▸ Data for this exercise
====================

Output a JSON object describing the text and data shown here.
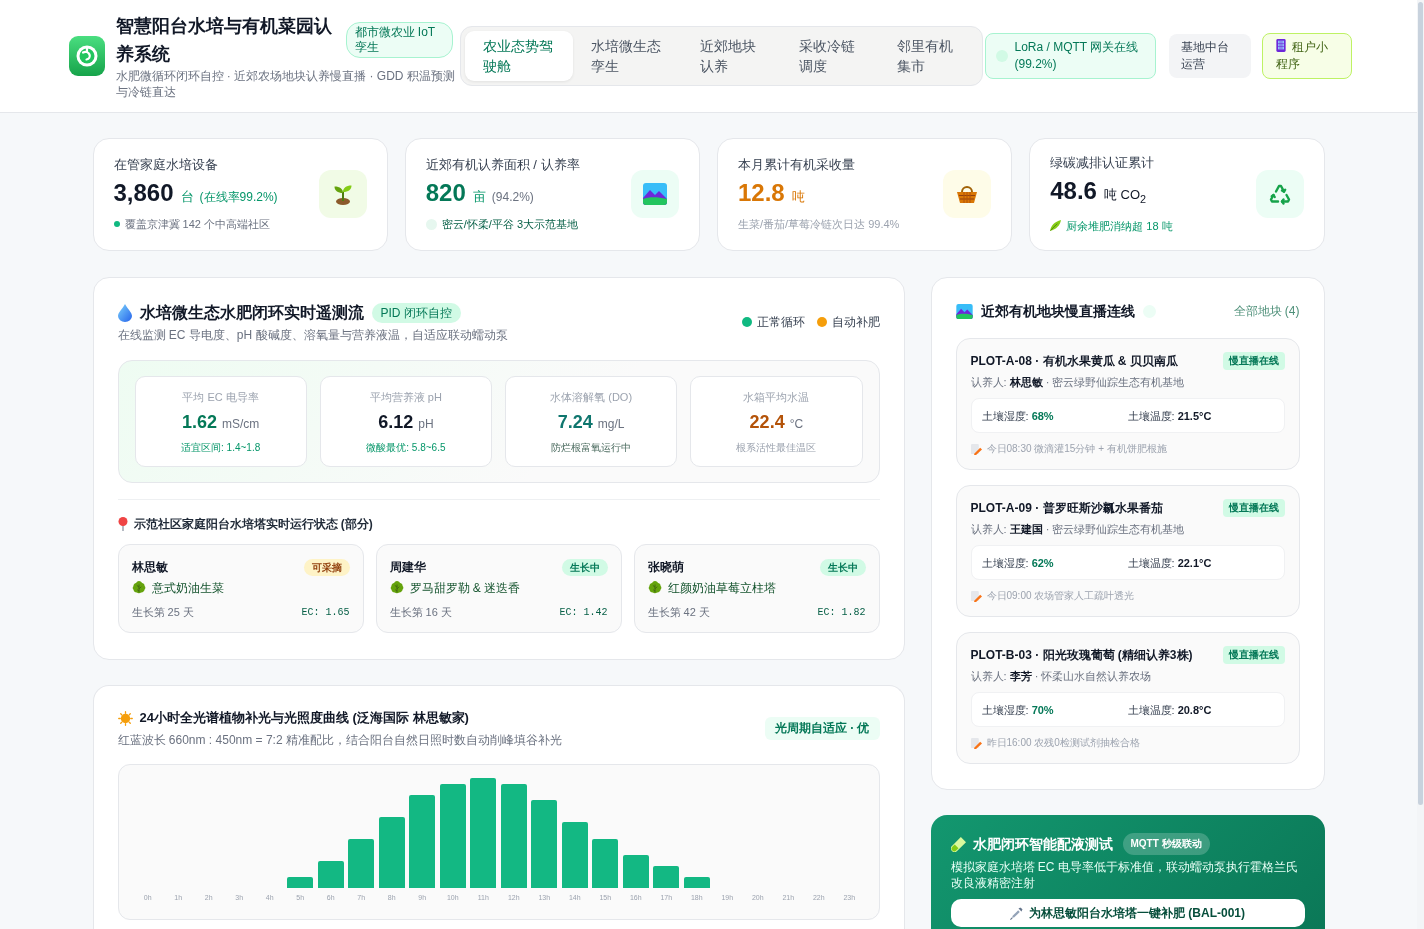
{
  "header": {
    "title": "智慧阳台水培与有机菜园认养系统",
    "badge": "都市微农业 IoT 孪生",
    "subtitle": "水肥微循环闭环自控 · 近郊农场地块认养慢直播 · GDD 积温预测与冷链直达",
    "tabs": [
      {
        "label": "农业态势驾驶舱",
        "selected": true
      },
      {
        "label": "水培微生态孪生",
        "selected": false
      },
      {
        "label": "近郊地块认养",
        "selected": false
      },
      {
        "label": "采收冷链调度",
        "selected": false
      },
      {
        "label": "邻里有机集市",
        "selected": false
      }
    ],
    "gateway": "LoRa / MQTT 网关在线 (99.2%)",
    "actions": [
      {
        "label": "基地中台运营",
        "kind": "plain"
      },
      {
        "label": "租户小程序",
        "kind": "app"
      }
    ]
  },
  "kpis": [
    {
      "label": "在管家庭水培设备",
      "value": "3,860",
      "unit": "台",
      "extra": "(在线率99.2%)",
      "note": "覆盖京津冀 142 个中高端社区",
      "color": "#111827"
    },
    {
      "label": "近郊有机认养面积 / 认养率",
      "value": "820",
      "unit": "亩",
      "extra": "(94.2%)",
      "note": "密云/怀柔/平谷 3大示范基地",
      "color": "#047857"
    },
    {
      "label": "本月累计有机采收量",
      "value": "12.8",
      "unit": "吨",
      "note": "生菜/番茄/草莓冷链次日达 99.4%",
      "color": "#d97706"
    },
    {
      "label": "绿碳减排认证累计",
      "value": "48.6",
      "unit": "吨 CO$_{2}$",
      "note": "厨余堆肥消纳超 18 吨",
      "color": "#111827"
    }
  ],
  "telemetry": {
    "title": "水培微生态水肥闭环实时遥测流",
    "badge": "PID 闭环自控",
    "subtitle": "在线监测 EC 导电度、pH 酸碱度、溶氧量与营养液温，自适应联动蠕动泵",
    "legend": [
      {
        "label": "正常循环",
        "color": "#10b981"
      },
      {
        "label": "自动补肥",
        "color": "#f59e0b"
      }
    ],
    "metrics": [
      {
        "label": "平均 EC 电导率",
        "value": "1.62",
        "unit": "mS/cm",
        "note": "适宜区间: 1.4~1.8",
        "color": "#047857"
      },
      {
        "label": "平均营养液 pH",
        "value": "6.12",
        "unit": "pH",
        "note": "微酸最优: 5.8~6.5",
        "color": "#111827"
      },
      {
        "label": "水体溶解氧 (DO)",
        "value": "7.24",
        "unit": "mg/L",
        "note": "防烂根富氧运行中",
        "color": "#0f766e"
      },
      {
        "label": "水箱平均水温",
        "value": "22.4",
        "unit": "°C",
        "note": "根系活性最佳温区",
        "color": "#b45309"
      }
    ],
    "towers_title": "示范社区家庭阳台水培塔实时运行状态 (部分)",
    "towers": [
      {
        "owner": "林思敏",
        "status": "可采摘",
        "ready": true,
        "plant": "意式奶油生菜",
        "days": "生长第 25 天",
        "ec": "EC: 1.65"
      },
      {
        "owner": "周建华",
        "status": "生长中",
        "ready": false,
        "plant": "罗马甜罗勒 & 迷迭香",
        "days": "生长第 16 天",
        "ec": "EC: 1.42"
      },
      {
        "owner": "张晓萌",
        "status": "生长中",
        "ready": false,
        "plant": "红颜奶油草莓立柱塔",
        "days": "生长第 42 天",
        "ec": "EC: 1.82"
      }
    ]
  },
  "lighting": {
    "title": "24小时全光谱植物补光与光照度曲线 (泛海国际 林思敏家)",
    "subtitle": "红蓝波长 660nm : 450nm = 7:2 精准配比，结合阳台自然日照时数自动削峰填谷补光",
    "badge": "光周期自适应 · 优",
    "hour_labels": [
      "0h",
      "1h",
      "2h",
      "3h",
      "4h",
      "5h",
      "6h",
      "7h",
      "8h",
      "9h",
      "10h",
      "11h",
      "12h",
      "13h",
      "14h",
      "15h",
      "16h",
      "17h",
      "18h",
      "19h",
      "20h",
      "21h",
      "22h",
      "23h"
    ]
  },
  "plots": {
    "title": "近郊有机地块慢直播连线",
    "link": "全部地块 (4)",
    "items": [
      {
        "title": "PLOT-A-08 · 有机水果黄瓜 & 贝贝南瓜",
        "status": "慢直播在线",
        "adopter": "认养人: **林思敏** · 密云绿野仙踪生态有机基地",
        "humidity": "土壤湿度: **68%**",
        "temperature": "土壤温度: **21.5°C**",
        "log": "今日08:30 微滴灌15分钟 + 有机饼肥根施"
      },
      {
        "title": "PLOT-A-09 · 普罗旺斯沙瓤水果番茄",
        "status": "慢直播在线",
        "adopter": "认养人: **王建国** · 密云绿野仙踪生态有机基地",
        "humidity": "土壤湿度: **62%**",
        "temperature": "土壤温度: **22.1°C**",
        "log": "今日09:00 农场管家人工疏叶透光"
      },
      {
        "title": "PLOT-B-03 · 阳光玫瑰葡萄 (精细认养3株)",
        "status": "慢直播在线",
        "adopter": "认养人: **李芳** · 怀柔山水自然认养农场",
        "humidity": "土壤湿度: **70%**",
        "temperature": "土壤温度: **20.8°C**",
        "log": "昨日16:00 农残0检测试剂抽检合格"
      }
    ]
  },
  "dosing": {
    "title": "水肥闭环智能配液测试",
    "badge": "MQTT 秒级联动",
    "description": "模拟家庭水培塔 EC 电导率低于标准值，联动蠕动泵执行霍格兰氏改良液精密注射",
    "button": "为林思敏阳台水培塔一键补肥 (BAL-001)"
  }
}
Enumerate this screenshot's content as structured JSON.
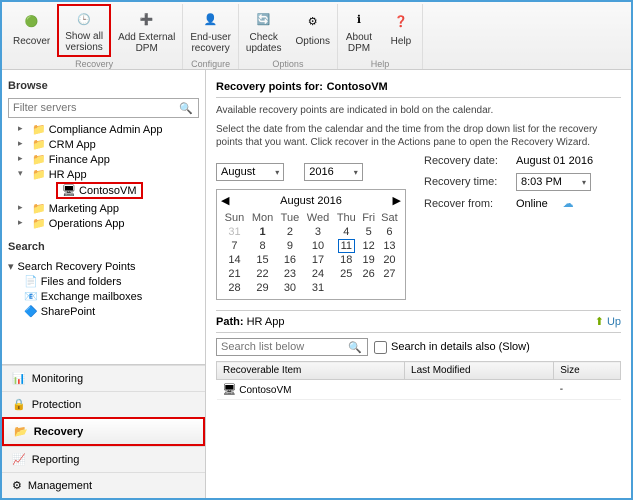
{
  "toolbar": {
    "groups": [
      {
        "label": "Recovery",
        "items": [
          "Recover",
          "Show all\nversions",
          "Add External\nDPM"
        ]
      },
      {
        "label": "Configure",
        "items": [
          "End-user\nrecovery"
        ]
      },
      {
        "label": "Options",
        "items": [
          "Check\nupdates",
          "Options"
        ]
      },
      {
        "label": "Help",
        "items": [
          "About\nDPM",
          "Help"
        ]
      }
    ],
    "highlight_index": 1
  },
  "browse": {
    "title": "Browse",
    "filter_placeholder": "Filter servers",
    "tree": [
      {
        "label": "Compliance Admin App"
      },
      {
        "label": "CRM App"
      },
      {
        "label": "Finance App"
      },
      {
        "label": "HR App",
        "open": true,
        "children": [
          {
            "label": "ContosoVM",
            "selected": true
          }
        ]
      },
      {
        "label": "Marketing App"
      },
      {
        "label": "Operations App"
      }
    ]
  },
  "search": {
    "title": "Search",
    "group": "Search Recovery Points",
    "items": [
      "Files and folders",
      "Exchange mailboxes",
      "SharePoint"
    ]
  },
  "nav": [
    "Monitoring",
    "Protection",
    "Recovery",
    "Reporting",
    "Management"
  ],
  "nav_active": "Recovery",
  "recovery": {
    "heading_prefix": "Recovery points for:",
    "target": "ContosoVM",
    "desc1": "Available recovery points are indicated in bold on the calendar.",
    "desc2": "Select the date from the calendar and the time from the drop down list for the recovery points that you want. Click recover in the Actions pane to open the Recovery Wizard.",
    "month": "August",
    "year": "2016",
    "date_label": "Recovery date:",
    "date_value": "August 01 2016",
    "time_label": "Recovery time:",
    "time_value": "8:03 PM",
    "from_label": "Recover from:",
    "from_value": "Online",
    "calendar": {
      "title": "August 2016",
      "dow": [
        "Sun",
        "Mon",
        "Tue",
        "Wed",
        "Thu",
        "Fri",
        "Sat"
      ],
      "weeks": [
        [
          {
            "n": 31,
            "dim": true
          },
          {
            "n": 1,
            "bold": true
          },
          {
            "n": 2
          },
          {
            "n": 3
          },
          {
            "n": 4
          },
          {
            "n": 5
          },
          {
            "n": 6
          }
        ],
        [
          {
            "n": 7
          },
          {
            "n": 8
          },
          {
            "n": 9
          },
          {
            "n": 10
          },
          {
            "n": 11,
            "today": true
          },
          {
            "n": 12
          },
          {
            "n": 13
          }
        ],
        [
          {
            "n": 14
          },
          {
            "n": 15
          },
          {
            "n": 16
          },
          {
            "n": 17
          },
          {
            "n": 18
          },
          {
            "n": 19
          },
          {
            "n": 20
          }
        ],
        [
          {
            "n": 21
          },
          {
            "n": 22
          },
          {
            "n": 23
          },
          {
            "n": 24
          },
          {
            "n": 25
          },
          {
            "n": 26
          },
          {
            "n": 27
          }
        ],
        [
          {
            "n": 28
          },
          {
            "n": 29
          },
          {
            "n": 30
          },
          {
            "n": 31
          },
          {
            "n": "",
            "dim": true
          },
          {
            "n": "",
            "dim": true
          },
          {
            "n": "",
            "dim": true
          }
        ]
      ]
    },
    "path_label": "Path:",
    "path_value": "HR App",
    "up": "Up",
    "search_placeholder": "Search list below",
    "search_slow": "Search in details also (Slow)",
    "columns": [
      "Recoverable Item",
      "Last Modified",
      "Size"
    ],
    "rows": [
      {
        "item": "ContosoVM",
        "modified": "",
        "size": "-"
      }
    ]
  }
}
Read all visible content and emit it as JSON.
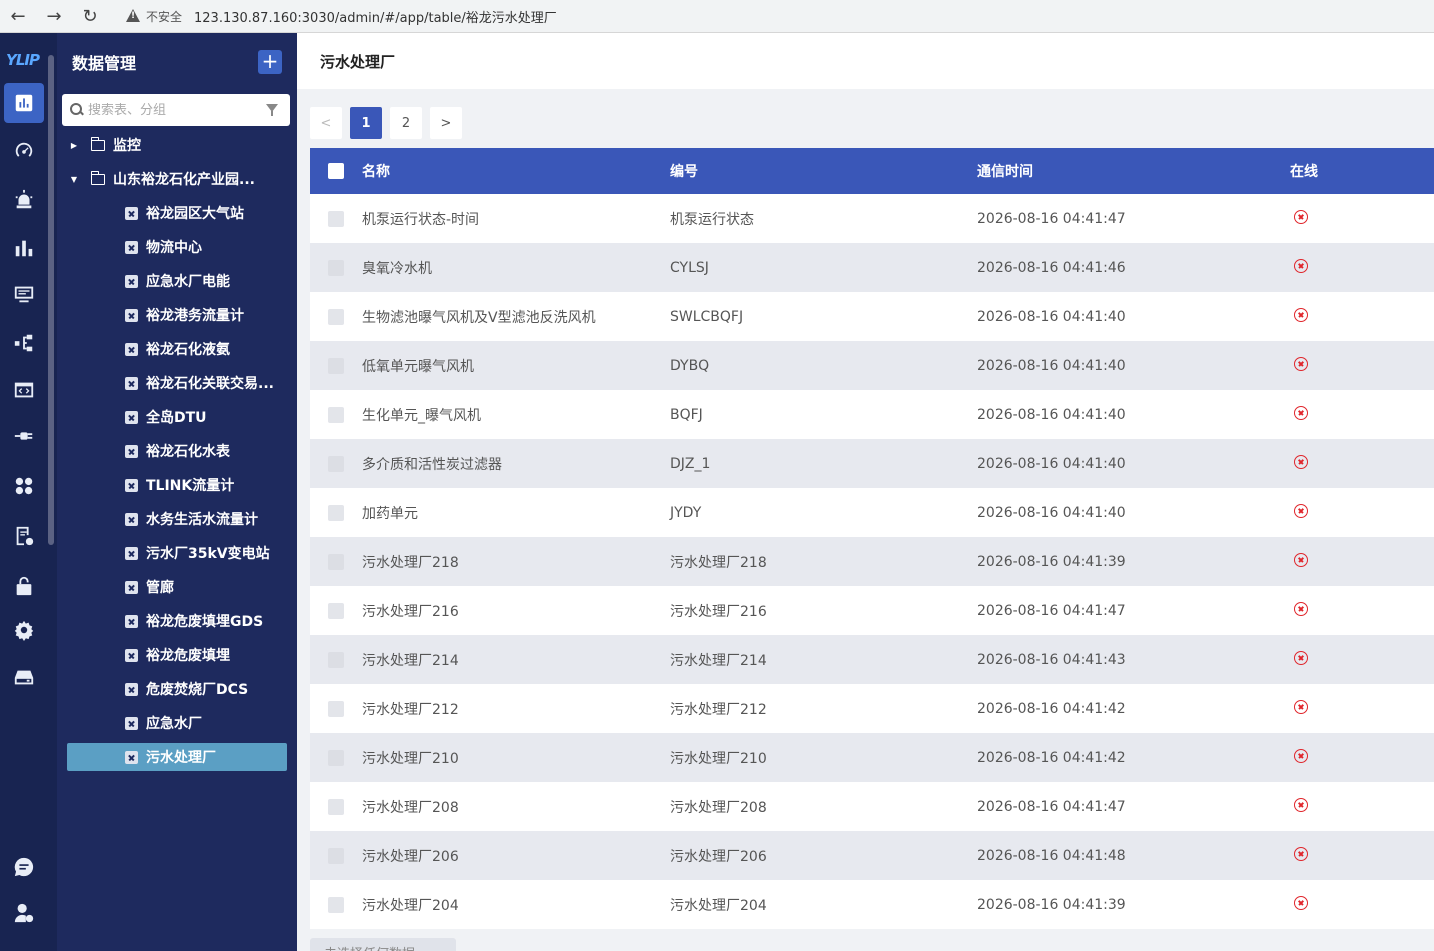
{
  "browser": {
    "insecure_label": "不安全",
    "url": "123.130.87.160:3030/admin/#/app/table/裕龙污水处理厂"
  },
  "rail": {
    "logo": "YLIP"
  },
  "sidebar": {
    "title": "数据管理",
    "add_label": "+",
    "search_placeholder": "搜索表、分组",
    "groups": [
      {
        "label": "监控",
        "expanded": false
      },
      {
        "label": "山东裕龙石化产业园...",
        "expanded": true
      }
    ],
    "items": [
      "裕龙园区大气站",
      "物流中心",
      "应急水厂电能",
      "裕龙港务流量计",
      "裕龙石化液氨",
      "裕龙石化关联交易...",
      "全岛DTU",
      "裕龙石化水表",
      "TLINK流量计",
      "水务生活水流量计",
      "污水厂35kV变电站",
      "管廊",
      "裕龙危废填埋GDS",
      "裕龙危废填埋",
      "危废焚烧厂DCS",
      "应急水厂",
      "污水处理厂"
    ],
    "selected": "污水处理厂"
  },
  "main": {
    "title": "污水处理厂",
    "pager": {
      "prev": "<",
      "pages": [
        "1",
        "2"
      ],
      "current": "1",
      "next": ">"
    },
    "columns": [
      "名称",
      "编号",
      "通信时间",
      "在线"
    ],
    "rows": [
      {
        "name": "机泵运行状态-时间",
        "code": "机泵运行状态",
        "time": "2026-08-16 04:41:47",
        "online": false
      },
      {
        "name": "臭氧冷水机",
        "code": "CYLSJ",
        "time": "2026-08-16 04:41:46",
        "online": false
      },
      {
        "name": "生物滤池曝气风机及V型滤池反洗风机",
        "code": "SWLCBQFJ",
        "time": "2026-08-16 04:41:40",
        "online": false
      },
      {
        "name": "低氧单元曝气风机",
        "code": "DYBQ",
        "time": "2026-08-16 04:41:40",
        "online": false
      },
      {
        "name": "生化单元_曝气风机",
        "code": "BQFJ",
        "time": "2026-08-16 04:41:40",
        "online": false
      },
      {
        "name": "多介质和活性炭过滤器",
        "code": "DJZ_1",
        "time": "2026-08-16 04:41:40",
        "online": false
      },
      {
        "name": "加药单元",
        "code": "JYDY",
        "time": "2026-08-16 04:41:40",
        "online": false
      },
      {
        "name": "污水处理厂218",
        "code": "污水处理厂218",
        "time": "2026-08-16 04:41:39",
        "online": false
      },
      {
        "name": "污水处理厂216",
        "code": "污水处理厂216",
        "time": "2026-08-16 04:41:47",
        "online": false
      },
      {
        "name": "污水处理厂214",
        "code": "污水处理厂214",
        "time": "2026-08-16 04:41:43",
        "online": false
      },
      {
        "name": "污水处理厂212",
        "code": "污水处理厂212",
        "time": "2026-08-16 04:41:42",
        "online": false
      },
      {
        "name": "污水处理厂210",
        "code": "污水处理厂210",
        "time": "2026-08-16 04:41:42",
        "online": false
      },
      {
        "name": "污水处理厂208",
        "code": "污水处理厂208",
        "time": "2026-08-16 04:41:47",
        "online": false
      },
      {
        "name": "污水处理厂206",
        "code": "污水处理厂206",
        "time": "2026-08-16 04:41:48",
        "online": false
      },
      {
        "name": "污水处理厂204",
        "code": "污水处理厂204",
        "time": "2026-08-16 04:41:39",
        "online": false
      }
    ],
    "bottom_button": "未选择任何数据"
  }
}
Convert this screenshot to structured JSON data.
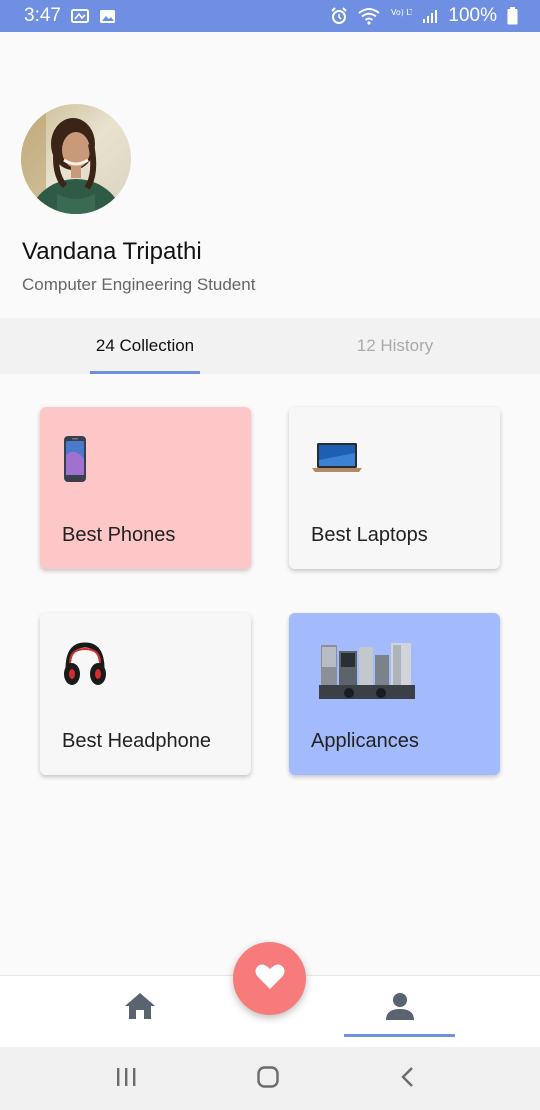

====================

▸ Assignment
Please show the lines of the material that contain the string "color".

▸ Response to this task
      "color": "#111827"
      "color": "#047857"
      "color": "#d97706"
      "color": "#111827"
        "color": "#10b981"
        "color": "#f59e0b"
        "color": "#047857"
        "color": "#111827"
        "color": "#0f766e"
        "color": "#b45309"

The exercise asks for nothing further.